(Picture is of  a Soldier from the 3rd Squadron, 61st Cavalry Regiment…notice the MultiCam Camelbak)

– Christian

Stitching a Stretchy Crotch

Tuesday, November 10th, 2009


Our good friends at Soldier Systems have an interesting post on PEO Soldier’s latest improvement program for the fire-resistent ACU pant. It looks as if PEO is going all Gucci on Joes here with high speed knee pads, space-age fabrics and more dip pockets than you can pack a can with.

Originally called the Army Combat Pant and for a short period referred to as the Fire Resistant Ruggedized Pant, the program has transformed into the FR ACU Trouser Product Improvement Program. Ultimately, what this means is that PEO-Soldier is working hard to transform the FR ACU into an even more combat focused garment rather than developing yet another garment.

We reported here and at Military​.com a couple years ago on gripes from the field about the durability of the new ACUs, particularly with the crotch construction and the knees. During a sit down with reporters a few weeks ago, PEO officials talked up their most recent enhancements, including buttons on the trouser pockets instead of Velcro, a better collar, smaller Velcro on the zipper flap of the blouse, better IR tape placement and new cuffs.

But it looks like their also developing a way more tricked out version as well:

Massif Mountain Gear and Crye Precision collaborated on the next step, which resulted in the Massif Army Combat Pant Version 4.0A, which employed various weights of Defender M fabric and Defender M stretch fabric to make the seat and crotch more durable. At the same time, Crye Precision’s adjustable-height, integrated hard-shell knee pad design greatly improved the durability of the knee, providing greater protection to the Soldier. This feature in particular has been the most important solution in the project. External knee pads require constant adjustment and lightweight pads slipped into the knee pad slot of the trouser result in extra abrasion and worn knees.

Crye is wracking up the coups here, with the camo evaluation in Afghanistan (MultiCam) and now this. And I must say I’m a big fan of Massif, which makes the Army’s combat shirt. They hooked me with some FR gear for my last Iraq embed to evaluate and they were great to work with (though I didn’t much like their FR fleece).

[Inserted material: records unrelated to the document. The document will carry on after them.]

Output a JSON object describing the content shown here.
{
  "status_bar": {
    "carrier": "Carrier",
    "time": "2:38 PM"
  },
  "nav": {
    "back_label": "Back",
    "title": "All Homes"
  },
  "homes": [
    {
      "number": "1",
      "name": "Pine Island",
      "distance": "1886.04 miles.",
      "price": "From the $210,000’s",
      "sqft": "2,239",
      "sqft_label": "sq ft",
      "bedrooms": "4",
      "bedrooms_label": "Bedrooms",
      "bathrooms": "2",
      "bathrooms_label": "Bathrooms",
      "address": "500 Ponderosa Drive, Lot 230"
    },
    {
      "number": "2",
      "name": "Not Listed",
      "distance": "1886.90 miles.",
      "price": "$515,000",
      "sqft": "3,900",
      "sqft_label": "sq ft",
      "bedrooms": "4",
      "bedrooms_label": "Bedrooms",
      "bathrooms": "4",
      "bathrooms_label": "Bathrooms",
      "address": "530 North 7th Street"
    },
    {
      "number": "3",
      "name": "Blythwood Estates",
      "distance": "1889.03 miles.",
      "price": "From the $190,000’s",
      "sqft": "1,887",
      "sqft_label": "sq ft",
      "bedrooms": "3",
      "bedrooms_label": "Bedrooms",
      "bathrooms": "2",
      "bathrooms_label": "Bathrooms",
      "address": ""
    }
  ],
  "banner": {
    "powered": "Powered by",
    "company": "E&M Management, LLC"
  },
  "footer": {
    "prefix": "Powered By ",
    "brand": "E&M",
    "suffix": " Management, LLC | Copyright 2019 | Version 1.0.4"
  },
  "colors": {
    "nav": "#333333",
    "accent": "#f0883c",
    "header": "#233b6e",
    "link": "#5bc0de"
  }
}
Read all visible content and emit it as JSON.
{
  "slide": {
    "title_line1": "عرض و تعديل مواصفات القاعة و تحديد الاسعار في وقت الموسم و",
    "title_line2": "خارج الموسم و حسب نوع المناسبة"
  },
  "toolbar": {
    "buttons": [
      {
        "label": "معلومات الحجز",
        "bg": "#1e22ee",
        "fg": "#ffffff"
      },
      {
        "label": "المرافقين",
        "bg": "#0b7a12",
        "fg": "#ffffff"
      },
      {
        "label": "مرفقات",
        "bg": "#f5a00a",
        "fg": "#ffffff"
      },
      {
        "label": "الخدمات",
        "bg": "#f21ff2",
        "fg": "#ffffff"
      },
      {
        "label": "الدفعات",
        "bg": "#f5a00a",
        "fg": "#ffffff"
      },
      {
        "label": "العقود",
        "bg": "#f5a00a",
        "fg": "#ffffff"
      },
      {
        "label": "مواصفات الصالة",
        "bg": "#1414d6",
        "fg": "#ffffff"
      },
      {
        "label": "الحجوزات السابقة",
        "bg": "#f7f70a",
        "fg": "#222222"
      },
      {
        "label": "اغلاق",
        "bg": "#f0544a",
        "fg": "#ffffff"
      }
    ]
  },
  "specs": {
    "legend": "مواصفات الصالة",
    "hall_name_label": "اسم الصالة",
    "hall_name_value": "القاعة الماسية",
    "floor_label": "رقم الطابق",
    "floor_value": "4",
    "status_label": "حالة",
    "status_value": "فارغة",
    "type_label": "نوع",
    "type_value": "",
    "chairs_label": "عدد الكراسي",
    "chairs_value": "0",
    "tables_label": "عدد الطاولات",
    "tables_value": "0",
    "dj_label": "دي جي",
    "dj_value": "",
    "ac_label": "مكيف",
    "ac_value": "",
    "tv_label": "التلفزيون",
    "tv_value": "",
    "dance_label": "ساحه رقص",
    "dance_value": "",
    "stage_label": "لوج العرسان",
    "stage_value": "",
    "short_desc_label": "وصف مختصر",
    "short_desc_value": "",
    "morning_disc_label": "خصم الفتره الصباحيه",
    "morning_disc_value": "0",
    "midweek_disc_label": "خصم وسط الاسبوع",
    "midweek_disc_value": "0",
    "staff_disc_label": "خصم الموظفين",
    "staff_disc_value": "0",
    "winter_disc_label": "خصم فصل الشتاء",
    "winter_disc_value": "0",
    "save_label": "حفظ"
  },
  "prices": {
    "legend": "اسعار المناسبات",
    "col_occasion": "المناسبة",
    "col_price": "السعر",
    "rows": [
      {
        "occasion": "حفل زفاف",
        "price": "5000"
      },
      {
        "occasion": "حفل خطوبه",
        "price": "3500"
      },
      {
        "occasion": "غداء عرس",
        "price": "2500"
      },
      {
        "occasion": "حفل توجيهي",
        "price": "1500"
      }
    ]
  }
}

Be sure to keep an eye on Soldier Systems for updates to this story. We’ll also have more here at DT on the great camo battle going on in Afghanistan.

– Christian